Later D'Souza and Shermer argued about Marxism, with D'Souza maintaining that it is not, in fact, a religion and with Shermer claiming that it is. Shermer claimed this to make the case the mass murder of communist regimes was actually religiously motivated and not the result of atheism itself.
Shermer gave a final statement and emphasized that religion is not necessary for a moral life, nor is it necessary for moral progress. He concluded by saying that we should treat each other as we would wish to be treated.
D'Souza summarized four benefits of religion generally. They were: First, religion gives us a sense of meaning and purpose to life, and atheism leaves us in despair in a cold and uncaring universe. Second, religion serves the invaluable function of transmitting morality to future generations, which is something that no other institution can do nearly so well. Third, religion helps us to experience a sense of the sublime in daily life. Although such experiences can be had in other ways, religion gives us the ability to experience the sublime regularly and systematically. Fourth, religion gives us consolation and peace in the face of our inevitable death.
Generally, I have a profound and deep respect for both of these speakers, and I believe that both of them made a number of great points, and that both of them made some errors here and there.
I now briefly lay out what I thought were the strengths and weaknesses of each speaker.
First comes D'Souza. For me, D'Souza's historical case is speculative and contentious. I tend to have a higher opinion of pre-Christian pagan and heathen ethics than D'Souza does, and I think that those ethical systems have the tools to justify an anti-slavery movement, even if the people were not fully aware of the application of those principles to that purpose at that time. In the same way that Christians took time to apply Christian principles to fight slavery, so the case may have been similar in the case of pagan ethics. In other words, had the heathen faith of Europeans survived the encounter with Christianity in any way similar to the way in which Hinduism survived its encounter with Islam, heathen Europeans may well have developed an anti-slavery movement from their own resources. So was Christianity essential to such developments? I would say that the answer is at least not an obvious "yes."
D'Souza's strength, for me, was definitely his closing statement in which he laid out the benefits of religion in general. I would have to say that I fully agree with every one of the benefits he stated. When I was a hardcore atheist, I would not have agreed, but I have reacted to these considerations over the years and they have had a major effect on me and have essentially changed my thinking about religion.
Shermer's major weakness for me was that he was not able to show how objective moral codes can find a basis in mere evolution. Pointing out that non-religious people are more moral, even if true, is irrelevant to the question of the basis of ethical obligations. He mentioned evolutionary ethics, but he didn't have time to develop it very much, in all fairness to him. Just mark me down as someone who cannot, for the life of him, understand how absolute moral obligations can be grounded in matter and energy.

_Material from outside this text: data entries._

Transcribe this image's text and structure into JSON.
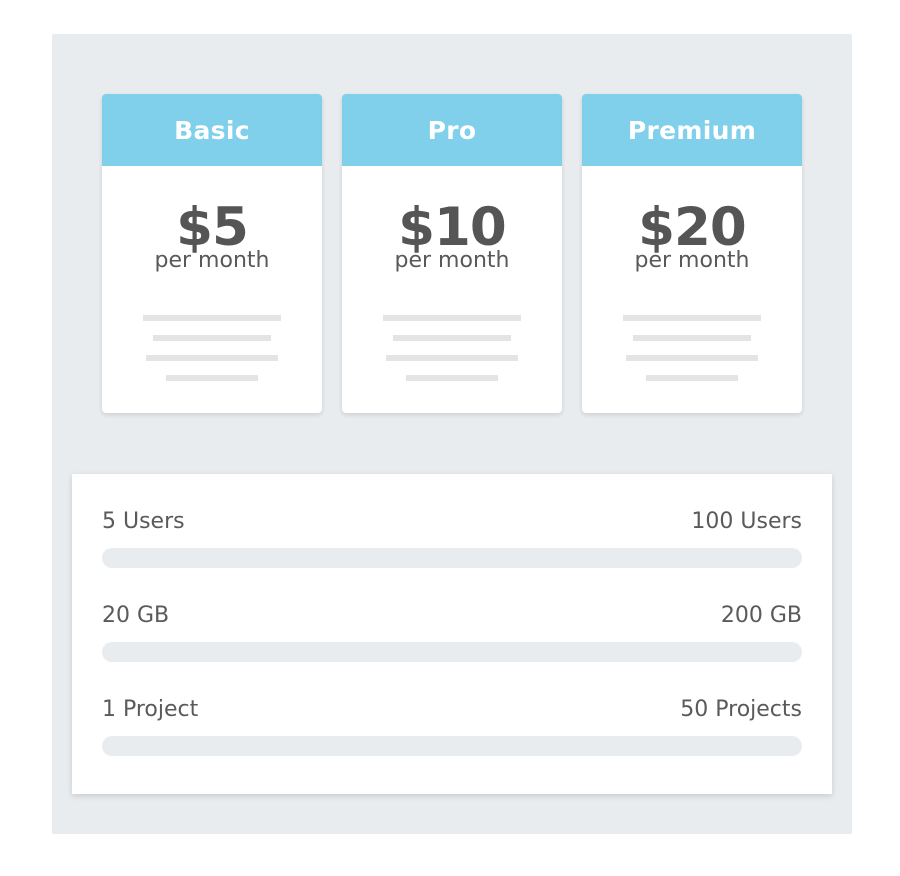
{
  "plans": [
    {
      "name": "Basic",
      "price": "$5",
      "period": "per month"
    },
    {
      "name": "Pro",
      "price": "$10",
      "period": "per month"
    },
    {
      "name": "Premium",
      "price": "$20",
      "period": "per month"
    }
  ],
  "limits": [
    {
      "min_label": "5 Users",
      "max_label": "100 Users"
    },
    {
      "min_label": "20 GB",
      "max_label": "200 GB"
    },
    {
      "min_label": "1 Project",
      "max_label": "50 Projects"
    }
  ],
  "colors": {
    "header_accent": "#80cfeb",
    "panel_background": "#e9ecef",
    "track": "#e9ecef",
    "text": "#555555"
  }
}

Shermer's strength was to point out that, yes, in fact, even the Bible has some nasty stuff in it. I'm very happy that Christians and Jews no longer take much of Leviticus seriously, but if God really revealed some of those laws to us, then we've got a problem. I don't want to be mean to anybody, but there is some messed up stuff in parts of the Bible and we just have to make our peace with the fact.

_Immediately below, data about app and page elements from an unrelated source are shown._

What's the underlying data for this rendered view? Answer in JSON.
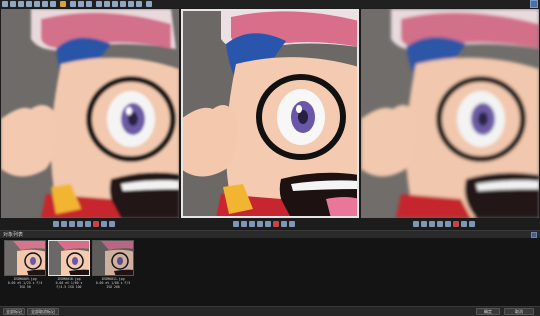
{
  "section": {
    "title": "对象列表"
  },
  "thumbnails": [
    {
      "filename": "IEDM0009.jpg",
      "line1": "0.00 eV 1/25 s F/4",
      "line2": "ISO 50"
    },
    {
      "filename": "IEDM0010.jpg",
      "line1": "0.00 eV 1/60 s",
      "line2": "F/4.5 ISO 100"
    },
    {
      "filename": "IEDM0011.jpg",
      "line1": "0.00 eV 1/80 s F/5",
      "line2": "ISO 200"
    }
  ],
  "footer": {
    "select_all": "全部标记",
    "deselect_all": "全部取消标记",
    "ok": "确定",
    "cancel": "取消"
  },
  "colors": {
    "accent": "#4a6fa5",
    "selection_border": "#e6e6e6"
  },
  "icons": {
    "toolbar": [
      "zoom-fit-icon",
      "zoom-in-icon",
      "zoom-out-icon",
      "zoom-100-icon",
      "warning-icon",
      "grid-icon",
      "compare-icon",
      "sync-icon",
      "info-icon"
    ],
    "pane_toolbar": [
      "fit-icon",
      "zoom-in-icon",
      "zoom-out-icon",
      "mark-icon",
      "delete-icon",
      "rotate-icon"
    ]
  }
}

I hope you enjoyed my summary of the debate. I tried to be as fair as possible. Maybe I'll see you at the next one!